CHEK2 is called a moderate risk gene. If the gene is knocked out completely (a "truncating" mutation), the lifetime risk of breast cancer for women is 15 to 30% while a change that may affect the function of CHEK2 (a "missense" mutation) is likely to associated with a smaller risk of 10 to 20%. One specific mutation, known as the CHEK2 1100delC mutation, is found in 1 to 2% of Europeans.

Most guidelines recommend women start breast screening at age 40 and consider annual screening.

Some research has suggested a link between CHEK2 mutations and prostate cancer and even colon cancer. Screening in this case is based on the family history, starting earlier than the population-based guidelines if there is a history these cancers in close relatives.

The PALB2 gene

PALB2 stands for Partner and Localiser of BRCA2. It works with the BRCA genes to fix DNA mistakes.

A woman who carries a PALB2 mutation is at a high risk of breast cancer over her lifetime (30 to 60%, with some effect of family history). Some women would elect to remove the breast tissue (bilateral mastectomies) at this level of risk. The residual risk of breast cancer is then very low, <2% (which is significantly lower than the population based risk of 10%).

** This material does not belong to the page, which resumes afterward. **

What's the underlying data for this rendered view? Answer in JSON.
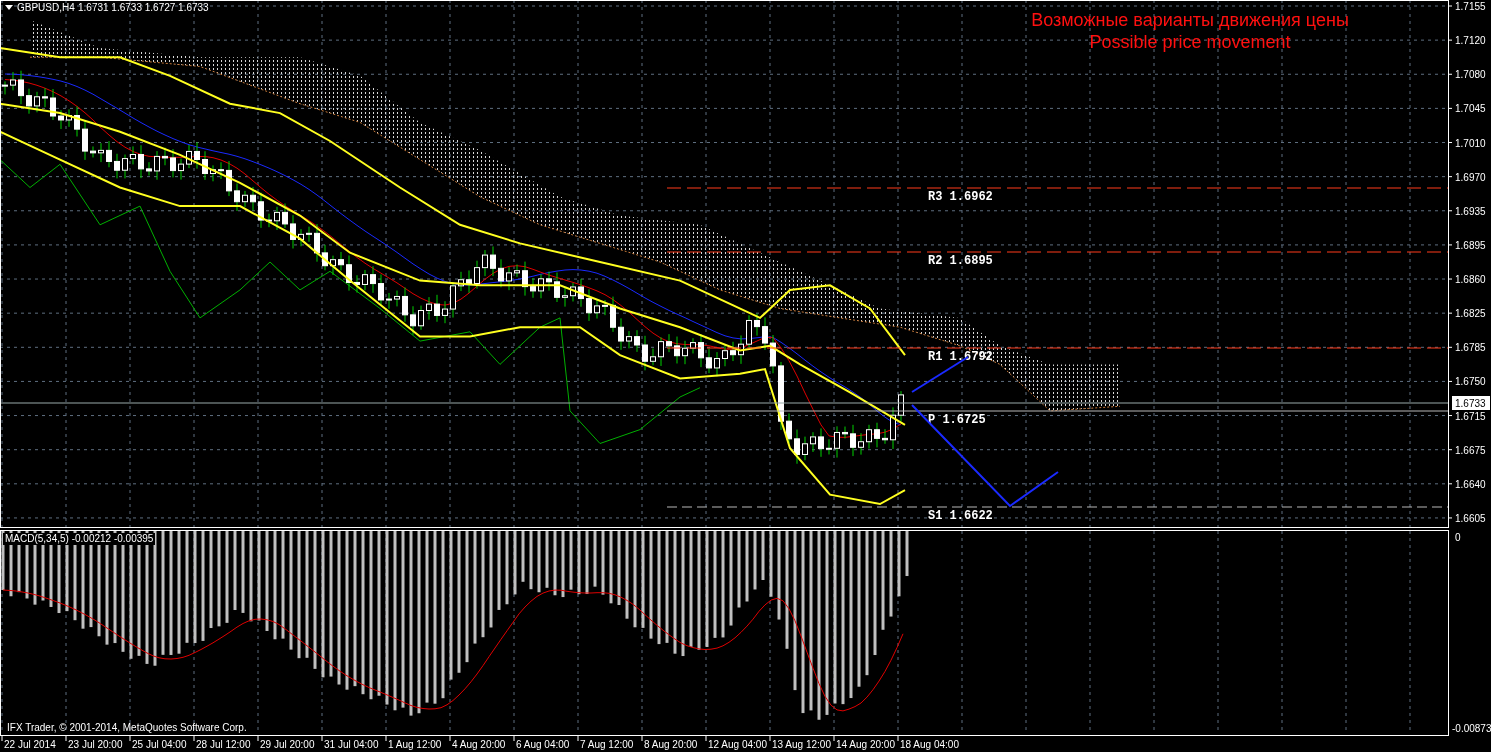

Other women elect to pursue increased breast screening. This screening is the same as for BRCA2 mutation carriers: annual mammograms and breast MRI starting at age 30. Medicare pays for the breast MRI's, if they are ordered by a Specialist, between the ages of 30 and 50.

Breast cancer risk for men with PALB2 mutations is increased but is still low (~1% lifetime) and no screening is required

Recent research has shown that ovarian cancer risk is also increased in women who carry PALB2 mutations. The risk is 2 to 10% over a woman's lifetime (For BRCA2, the risk is 10 to 20% lifetime). Ovarian cancer screening with blood tests or ultrasounds doesn't work . It doesn't save lives or reduce treatments and has actually be associated with harm. Instead, a laparoscopic (keyhole) surgery to remove the ovaries and fallopian tubes (a risk reducing salpingo-oophorectomy) is strongly recommended at age 50.

Like BRCA2, PALB2 increases pancreatic cancer risk. In this case it is likely a 2 to 3% chance over a lifetime. Not smoking is very important as it double this risk.

If you carry a PALB2 gene mutation, you may consider being involved in the research study run by the PABL2 Interest Group, an international consortium of scientists and clinicians working to better understand the PALB2 gene.

The RAD51C and RAD51D genes

The RAD51C and RAD51D also work with the BRCA genes to fix DNA mistakes.

Both RAD51C and RAD51D mutations increase ovarian cancer risk. The lifetime risk of ovarian cancer is 5 to 20% over a lifetime. The risk in young women is small (<1%) but climbs from age 50. To reduce this risk, the ovaries and fallopian tubes should be removed after age 45 and by age 50.

RAD51C and RAD51D are not believed to have a big impact on breast cancer risk. Women are advised to start breast screening with mammograms every 2 years from age 50 or annually if there is a family history of breast cancer.

Other genes

Most of the genes listed above are involved in DNA repair. A very important gene, TP53, is involved in Quality Insurance. Other genes increase breast cancer risk because they encourage cell growth. Many of these genes go with other outward signs or symptoms (a phenotype). In particular they may be associated with unusual skin changes. Follow the link to read more about them on their individual pages.

Does this sound like you or your family? Has an ATM, BRIP1, CHEK2, PALB2, RAD51C or RAD51D mutation been detected in a blood relative? Make an appointment with Dr Hilda High at Sydney Cancer Genetics. It is a confidential opportunity to discuss your personal and family history of cancer and genetic testing can be organised, if needed.